by Jeremy Lemos
For a long time there's only been one place I've stayed while on tour in LA, and that's West Hollywood's Le Parc Suite Hotel. Bands have been staying there for years, and for good reason. It's nestled back a couple of blocks from the intersection of La Cienega and Melrose, so most people would never know that, say, a couple of movie stars were staying there, or see the two tour buses. Your suite has a bedroom, a balcony, and a fireplace, there's easy laundry (important), and the roof has a tennis court and a pool. The first hotel I ever stayed in that had free Internet! (Remember in the early 2000s when wireless was still kind of weird? To this day I carry a cat-5 cable in my travel bag from when we first started staying there.)
I was doing my laundry at this place years ago and saw an amazing yellow motorcycle whose rider had a matching outfit—this was before Kill Bill—and he pulled up right beside me. "Wow, who is this dude?" I thought. "He is really pulling off that look!" It was Peter Fonda. He gave me the nod as he walked by while I was folding my socks. Another time I checked in at 3 AM right before a gentleman who by all appearances was a pimp whose services had been engaged by Snoop Dogg. Yes, he had a bunch of young girls with him in the lobby.
One of the best things about this hotel is that you can walk to two of my favorite restaurants in LA: Real Food Daily and Urth Cafe. Mexican-inspired breakfast and lunch. My two go-to dishes are the towering taco salad and the cheese tamales. More than one meat-eater has preferred my cheese tamales to their chicken.
Because I grew up in the midwest, this place is pretty wild to be around—it's so very Hollywood. Some folks get really dressed up to eat eggs, and actual famous people (Queen Latifah) might be walking around in sweatpants. Eric Bana looked really good, though, when I saw him standing behind me a couple of years ago. It's worth coming over and having an espresso (excellent) just to sit in the sun and watch the strange and wonderful people.
Mark Ibold, Pavement's bassist, is really into one of the food critics from the LA Weekly, and he's usually our guide to the city. This led us to a Oaxacan joint that's supposed to have the best molé in town. I'm vegetarian, so the food wasn't that interesting to me, but I bet your carnivore friends would like it.
Mark also read about Elf Cafe in Saveur magazine. I think he seeks out more places like this when I'm around, and for that I'm grateful. It was a really small dark place (too dark to take any pictures), but not that busy, with one table outside. The owners are indie rockers (their Web page is on MySpace), so they were pretty excited when Pavement walked in. We got to try a bunch of things, and the most memorable were the Mediterranean lentils (a little crock of lentils with a big mushroom and onion in there, super good), tahini avocado puree (it was like hummus, but with avocado instead of chickpeas), raw kale and avocado salad (strangely a good pairing with the avocado puree), and the spanakopita, which came poking out of another little crock pot.

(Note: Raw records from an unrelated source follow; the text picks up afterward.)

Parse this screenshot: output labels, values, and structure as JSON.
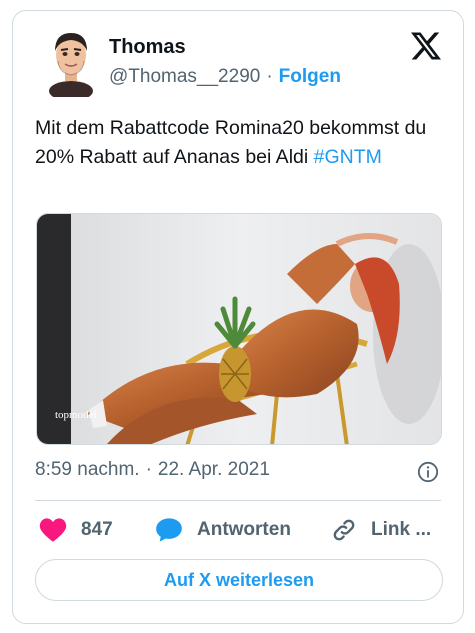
{
  "author": {
    "name": "Thomas",
    "handle": "@Thomas__2290",
    "separator": "·",
    "follow_label": "Folgen"
  },
  "tweet": {
    "text_before": "Mit dem Rabattcode  Romina20 bekommst du 20% Rabatt auf Ananas bei Aldi  ",
    "hashtag": "#GNTM",
    "media_watermark": "topmodel"
  },
  "meta": {
    "time": "8:59 nachm.",
    "separator": "·",
    "date": "22. Apr. 2021"
  },
  "actions": {
    "like_count": "847",
    "reply_label": "Antworten",
    "link_label": "Link ..."
  },
  "read_more_label": "Auf X weiterlesen",
  "colors": {
    "accent": "#1d9bf0",
    "like": "#f91880",
    "muted": "#536471",
    "border": "#cfd9de"
  },
  "icons": [
    "x-logo-icon",
    "info-icon",
    "heart-icon",
    "reply-bubble-icon",
    "link-icon"
  ]
}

But maybe the best thing was getting to be in LA for the United States Barista Championship (a subject the Reader has covered before). That weekend the music world may have been thinking about Coachella, but everyone in the coffee world had their eyes on Anaheim, where every good barista in the country was competing. My friend Liz Clayton, who always seems to be where the action is, picked me up from the hotel and happened to have two of the six competitors from the Great Lakes region in her car—Scott Lucey and Colin Whitcomb, both representing Alterra Coffee in Milwaukee—and wanted to take me to one of the two Intelligentsia Coffee locations in LA. Who am I to say no? The LA Intelligentsia isn't as nice to hang out in as the one on Broadway in Chicago, but this place seems built for speed. Five machines around the room and almost all of them were being used. Macchiatos ensued.
Too bad for Scott and Colin, they were eventually defeated by this guy, but that's like losing a bike race to Lance Armstrong.

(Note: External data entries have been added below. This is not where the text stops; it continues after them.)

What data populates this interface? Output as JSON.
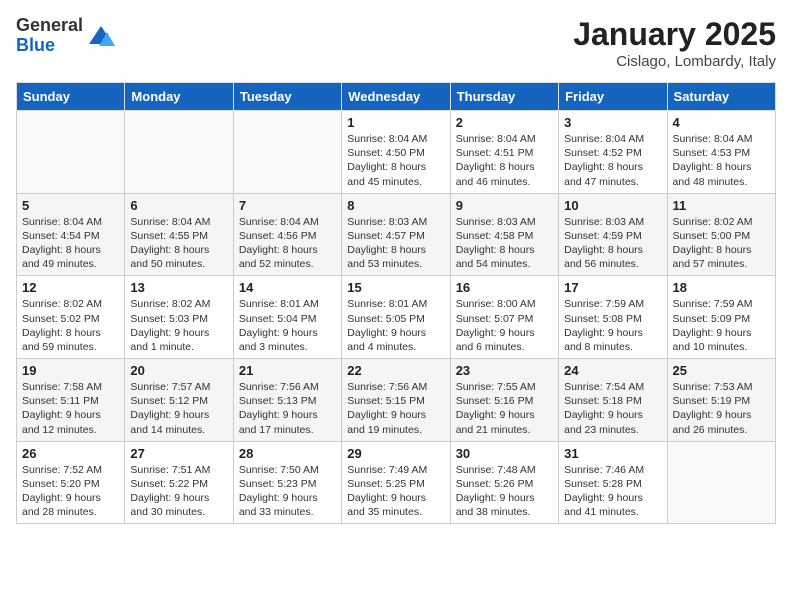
{
  "header": {
    "logo_general": "General",
    "logo_blue": "Blue",
    "month": "January 2025",
    "location": "Cislago, Lombardy, Italy"
  },
  "weekdays": [
    "Sunday",
    "Monday",
    "Tuesday",
    "Wednesday",
    "Thursday",
    "Friday",
    "Saturday"
  ],
  "weeks": [
    [
      {
        "day": "",
        "info": ""
      },
      {
        "day": "",
        "info": ""
      },
      {
        "day": "",
        "info": ""
      },
      {
        "day": "1",
        "info": "Sunrise: 8:04 AM\nSunset: 4:50 PM\nDaylight: 8 hours\nand 45 minutes."
      },
      {
        "day": "2",
        "info": "Sunrise: 8:04 AM\nSunset: 4:51 PM\nDaylight: 8 hours\nand 46 minutes."
      },
      {
        "day": "3",
        "info": "Sunrise: 8:04 AM\nSunset: 4:52 PM\nDaylight: 8 hours\nand 47 minutes."
      },
      {
        "day": "4",
        "info": "Sunrise: 8:04 AM\nSunset: 4:53 PM\nDaylight: 8 hours\nand 48 minutes."
      }
    ],
    [
      {
        "day": "5",
        "info": "Sunrise: 8:04 AM\nSunset: 4:54 PM\nDaylight: 8 hours\nand 49 minutes."
      },
      {
        "day": "6",
        "info": "Sunrise: 8:04 AM\nSunset: 4:55 PM\nDaylight: 8 hours\nand 50 minutes."
      },
      {
        "day": "7",
        "info": "Sunrise: 8:04 AM\nSunset: 4:56 PM\nDaylight: 8 hours\nand 52 minutes."
      },
      {
        "day": "8",
        "info": "Sunrise: 8:03 AM\nSunset: 4:57 PM\nDaylight: 8 hours\nand 53 minutes."
      },
      {
        "day": "9",
        "info": "Sunrise: 8:03 AM\nSunset: 4:58 PM\nDaylight: 8 hours\nand 54 minutes."
      },
      {
        "day": "10",
        "info": "Sunrise: 8:03 AM\nSunset: 4:59 PM\nDaylight: 8 hours\nand 56 minutes."
      },
      {
        "day": "11",
        "info": "Sunrise: 8:02 AM\nSunset: 5:00 PM\nDaylight: 8 hours\nand 57 minutes."
      }
    ],
    [
      {
        "day": "12",
        "info": "Sunrise: 8:02 AM\nSunset: 5:02 PM\nDaylight: 8 hours\nand 59 minutes."
      },
      {
        "day": "13",
        "info": "Sunrise: 8:02 AM\nSunset: 5:03 PM\nDaylight: 9 hours\nand 1 minute."
      },
      {
        "day": "14",
        "info": "Sunrise: 8:01 AM\nSunset: 5:04 PM\nDaylight: 9 hours\nand 3 minutes."
      },
      {
        "day": "15",
        "info": "Sunrise: 8:01 AM\nSunset: 5:05 PM\nDaylight: 9 hours\nand 4 minutes."
      },
      {
        "day": "16",
        "info": "Sunrise: 8:00 AM\nSunset: 5:07 PM\nDaylight: 9 hours\nand 6 minutes."
      },
      {
        "day": "17",
        "info": "Sunrise: 7:59 AM\nSunset: 5:08 PM\nDaylight: 9 hours\nand 8 minutes."
      },
      {
        "day": "18",
        "info": "Sunrise: 7:59 AM\nSunset: 5:09 PM\nDaylight: 9 hours\nand 10 minutes."
      }
    ],
    [
      {
        "day": "19",
        "info": "Sunrise: 7:58 AM\nSunset: 5:11 PM\nDaylight: 9 hours\nand 12 minutes."
      },
      {
        "day": "20",
        "info": "Sunrise: 7:57 AM\nSunset: 5:12 PM\nDaylight: 9 hours\nand 14 minutes."
      },
      {
        "day": "21",
        "info": "Sunrise: 7:56 AM\nSunset: 5:13 PM\nDaylight: 9 hours\nand 17 minutes."
      },
      {
        "day": "22",
        "info": "Sunrise: 7:56 AM\nSunset: 5:15 PM\nDaylight: 9 hours\nand 19 minutes."
      },
      {
        "day": "23",
        "info": "Sunrise: 7:55 AM\nSunset: 5:16 PM\nDaylight: 9 hours\nand 21 minutes."
      },
      {
        "day": "24",
        "info": "Sunrise: 7:54 AM\nSunset: 5:18 PM\nDaylight: 9 hours\nand 23 minutes."
      },
      {
        "day": "25",
        "info": "Sunrise: 7:53 AM\nSunset: 5:19 PM\nDaylight: 9 hours\nand 26 minutes."
      }
    ],
    [
      {
        "day": "26",
        "info": "Sunrise: 7:52 AM\nSunset: 5:20 PM\nDaylight: 9 hours\nand 28 minutes."
      },
      {
        "day": "27",
        "info": "Sunrise: 7:51 AM\nSunset: 5:22 PM\nDaylight: 9 hours\nand 30 minutes."
      },
      {
        "day": "28",
        "info": "Sunrise: 7:50 AM\nSunset: 5:23 PM\nDaylight: 9 hours\nand 33 minutes."
      },
      {
        "day": "29",
        "info": "Sunrise: 7:49 AM\nSunset: 5:25 PM\nDaylight: 9 hours\nand 35 minutes."
      },
      {
        "day": "30",
        "info": "Sunrise: 7:48 AM\nSunset: 5:26 PM\nDaylight: 9 hours\nand 38 minutes."
      },
      {
        "day": "31",
        "info": "Sunrise: 7:46 AM\nSunset: 5:28 PM\nDaylight: 9 hours\nand 41 minutes."
      },
      {
        "day": "",
        "info": ""
      }
    ]
  ]
}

I love LA.
Jeremy also posts on Twitter and is probably on the road right now. . . .